[Exercise instructions] Please return all of the data exactly as written.

[Data to process]
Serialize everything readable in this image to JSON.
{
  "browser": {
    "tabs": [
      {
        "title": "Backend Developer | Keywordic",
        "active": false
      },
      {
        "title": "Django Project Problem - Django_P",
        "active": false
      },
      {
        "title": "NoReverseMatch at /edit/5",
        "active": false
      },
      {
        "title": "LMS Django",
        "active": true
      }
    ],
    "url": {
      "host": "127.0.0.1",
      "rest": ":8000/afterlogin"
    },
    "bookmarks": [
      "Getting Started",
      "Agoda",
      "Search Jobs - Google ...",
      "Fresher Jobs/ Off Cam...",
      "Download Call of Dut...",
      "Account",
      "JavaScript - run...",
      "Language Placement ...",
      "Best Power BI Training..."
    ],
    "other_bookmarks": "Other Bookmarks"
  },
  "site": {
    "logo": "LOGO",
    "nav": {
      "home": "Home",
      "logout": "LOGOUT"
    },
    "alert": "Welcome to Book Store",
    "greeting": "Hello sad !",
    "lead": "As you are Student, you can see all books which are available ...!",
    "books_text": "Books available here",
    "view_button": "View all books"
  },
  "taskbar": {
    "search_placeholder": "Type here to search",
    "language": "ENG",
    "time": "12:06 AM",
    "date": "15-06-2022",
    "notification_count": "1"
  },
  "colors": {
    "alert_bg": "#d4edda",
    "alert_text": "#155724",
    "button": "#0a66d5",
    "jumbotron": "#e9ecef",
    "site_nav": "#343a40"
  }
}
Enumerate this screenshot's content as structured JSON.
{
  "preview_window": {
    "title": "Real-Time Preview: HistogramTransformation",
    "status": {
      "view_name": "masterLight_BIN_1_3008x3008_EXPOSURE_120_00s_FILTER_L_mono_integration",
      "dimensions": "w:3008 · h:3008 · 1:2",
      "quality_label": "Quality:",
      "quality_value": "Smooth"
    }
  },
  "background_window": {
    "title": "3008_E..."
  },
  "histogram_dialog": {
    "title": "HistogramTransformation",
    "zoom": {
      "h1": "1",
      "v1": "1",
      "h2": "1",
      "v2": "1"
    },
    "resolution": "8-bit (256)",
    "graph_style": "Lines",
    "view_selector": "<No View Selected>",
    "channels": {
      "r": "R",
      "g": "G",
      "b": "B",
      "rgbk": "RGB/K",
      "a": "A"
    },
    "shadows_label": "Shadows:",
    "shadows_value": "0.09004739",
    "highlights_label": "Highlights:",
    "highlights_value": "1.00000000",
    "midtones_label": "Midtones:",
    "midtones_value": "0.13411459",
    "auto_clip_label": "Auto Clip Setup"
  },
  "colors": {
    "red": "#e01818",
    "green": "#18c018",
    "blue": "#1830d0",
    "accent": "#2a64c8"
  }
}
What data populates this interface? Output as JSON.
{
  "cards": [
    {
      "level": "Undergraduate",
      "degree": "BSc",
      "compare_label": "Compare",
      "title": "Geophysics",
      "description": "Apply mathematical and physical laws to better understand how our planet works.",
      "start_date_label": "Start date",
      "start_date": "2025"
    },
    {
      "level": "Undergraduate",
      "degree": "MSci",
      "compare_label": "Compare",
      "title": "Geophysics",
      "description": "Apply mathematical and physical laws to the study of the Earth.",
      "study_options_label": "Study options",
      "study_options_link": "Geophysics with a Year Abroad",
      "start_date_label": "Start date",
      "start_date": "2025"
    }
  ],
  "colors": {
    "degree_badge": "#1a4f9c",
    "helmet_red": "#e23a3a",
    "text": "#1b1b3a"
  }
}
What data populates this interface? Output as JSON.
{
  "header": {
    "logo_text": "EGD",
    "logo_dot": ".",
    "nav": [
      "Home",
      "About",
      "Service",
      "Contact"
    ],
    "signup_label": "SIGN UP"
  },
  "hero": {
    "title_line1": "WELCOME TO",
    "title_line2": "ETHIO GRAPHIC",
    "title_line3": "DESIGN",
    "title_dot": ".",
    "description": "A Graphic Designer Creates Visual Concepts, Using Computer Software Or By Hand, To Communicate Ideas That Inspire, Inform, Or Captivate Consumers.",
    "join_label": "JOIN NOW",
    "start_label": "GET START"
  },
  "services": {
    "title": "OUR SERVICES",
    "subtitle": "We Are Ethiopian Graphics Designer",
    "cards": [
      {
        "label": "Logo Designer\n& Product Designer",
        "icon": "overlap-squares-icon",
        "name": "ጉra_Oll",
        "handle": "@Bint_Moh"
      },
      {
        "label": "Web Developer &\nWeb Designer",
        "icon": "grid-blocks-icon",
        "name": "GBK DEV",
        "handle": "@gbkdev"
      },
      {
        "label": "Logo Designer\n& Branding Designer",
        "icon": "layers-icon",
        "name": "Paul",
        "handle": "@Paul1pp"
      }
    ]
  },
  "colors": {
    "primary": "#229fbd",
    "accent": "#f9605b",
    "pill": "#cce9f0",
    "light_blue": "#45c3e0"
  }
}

[Written reply]
Serialize everything readable in this image to JSON.
{
  "browser": {
    "tabs": [
      {
        "title": "Backend Developer | Keywordic",
        "active": false
      },
      {
        "title": "Django Project Problem - Django_P",
        "active": false
      },
      {
        "title": "NoReverseMatch at /edit/5",
        "active": false
      },
      {
        "title": "LMS Django",
        "active": true
      }
    ],
    "url": {
      "host": "127.0.0.1",
      "rest": ":8000/afterlogin"
    },
    "bookmarks": [
      "Getting Started",
      "Agoda",
      "Search Jobs - Google ...",
      "Fresher Jobs/ Off Cam...",
      "Download Call of Dut...",
      "Account",
      "JavaScript - run...",
      "Language Placement ...",
      "Best Power BI Training..."
    ],
    "other_bookmarks": "Other Bookmarks"
  },
  "site": {
    "logo": "LOGO",
    "nav": {
      "home": "Home",
      "logout": "LOGOUT"
    },
    "alert": "Welcome to Book Store",
    "greeting": "Hello sad !",
    "lead": "As you are Student, you can see all books which are available ...!",
    "books_text": "Books available here",
    "view_button": "View all books"
  },
  "taskbar": {
    "search_placeholder": "Type here to search",
    "language": "ENG",
    "time": "12:06 AM",
    "date": "15-06-2022",
    "notification_count": "1"
  },
  "colors": {
    "alert_bg": "#d4edda",
    "alert_text": "#155724",
    "button": "#0a66d5",
    "jumbotron": "#e9ecef",
    "site_nav": "#343a40"
  }
}
Enumerate this screenshot's content as structured JSON.
{
  "preview_window": {
    "title": "Real-Time Preview: HistogramTransformation",
    "status": {
      "view_name": "masterLight_BIN_1_3008x3008_EXPOSURE_120_00s_FILTER_L_mono_integration",
      "dimensions": "w:3008 · h:3008 · 1:2",
      "quality_label": "Quality:",
      "quality_value": "Smooth"
    }
  },
  "background_window": {
    "title": "3008_E..."
  },
  "histogram_dialog": {
    "title": "HistogramTransformation",
    "zoom": {
      "h1": "1",
      "v1": "1",
      "h2": "1",
      "v2": "1"
    },
    "resolution": "8-bit (256)",
    "graph_style": "Lines",
    "view_selector": "<No View Selected>",
    "channels": {
      "r": "R",
      "g": "G",
      "b": "B",
      "rgbk": "RGB/K",
      "a": "A"
    },
    "shadows_label": "Shadows:",
    "shadows_value": "0.09004739",
    "highlights_label": "Highlights:",
    "highlights_value": "1.00000000",
    "midtones_label": "Midtones:",
    "midtones_value": "0.13411459",
    "auto_clip_label": "Auto Clip Setup"
  },
  "colors": {
    "red": "#e01818",
    "green": "#18c018",
    "blue": "#1830d0",
    "accent": "#2a64c8"
  }
}
What data populates this interface? Output as JSON.
{
  "cards": [
    {
      "level": "Undergraduate",
      "degree": "BSc",
      "compare_label": "Compare",
      "title": "Geophysics",
      "description": "Apply mathematical and physical laws to better understand how our planet works.",
      "start_date_label": "Start date",
      "start_date": "2025"
    },
    {
      "level": "Undergraduate",
      "degree": "MSci",
      "compare_label": "Compare",
      "title": "Geophysics",
      "description": "Apply mathematical and physical laws to the study of the Earth.",
      "study_options_label": "Study options",
      "study_options_link": "Geophysics with a Year Abroad",
      "start_date_label": "Start date",
      "start_date": "2025"
    }
  ],
  "colors": {
    "degree_badge": "#1a4f9c",
    "helmet_red": "#e23a3a",
    "text": "#1b1b3a"
  }
}
What data populates this interface? Output as JSON.
{
  "header": {
    "logo_text": "EGD",
    "logo_dot": ".",
    "nav": [
      "Home",
      "About",
      "Service",
      "Contact"
    ],
    "signup_label": "SIGN UP"
  },
  "hero": {
    "title_line1": "WELCOME TO",
    "title_line2": "ETHIO GRAPHIC",
    "title_line3": "DESIGN",
    "title_dot": ".",
    "description": "A Graphic Designer Creates Visual Concepts, Using Computer Software Or By Hand, To Communicate Ideas That Inspire, Inform, Or Captivate Consumers.",
    "join_label": "JOIN NOW",
    "start_label": "GET START"
  },
  "services": {
    "title": "OUR SERVICES",
    "subtitle": "We Are Ethiopian Graphics Designer",
    "cards": [
      {
        "label": "Logo Designer\n& Product Designer",
        "icon": "overlap-squares-icon",
        "name": "ጉra_Oll",
        "handle": "@Bint_Moh"
      },
      {
        "label": "Web Developer &\nWeb Designer",
        "icon": "grid-blocks-icon",
        "name": "GBK DEV",
        "handle": "@gbkdev"
      },
      {
        "label": "Logo Designer\n& Branding Designer",
        "icon": "layers-icon",
        "name": "Paul",
        "handle": "@Paul1pp"
      }
    ]
  },
  "colors": {
    "primary": "#229fbd",
    "accent": "#f9605b",
    "pill": "#cce9f0",
    "light_blue": "#45c3e0"
  }
}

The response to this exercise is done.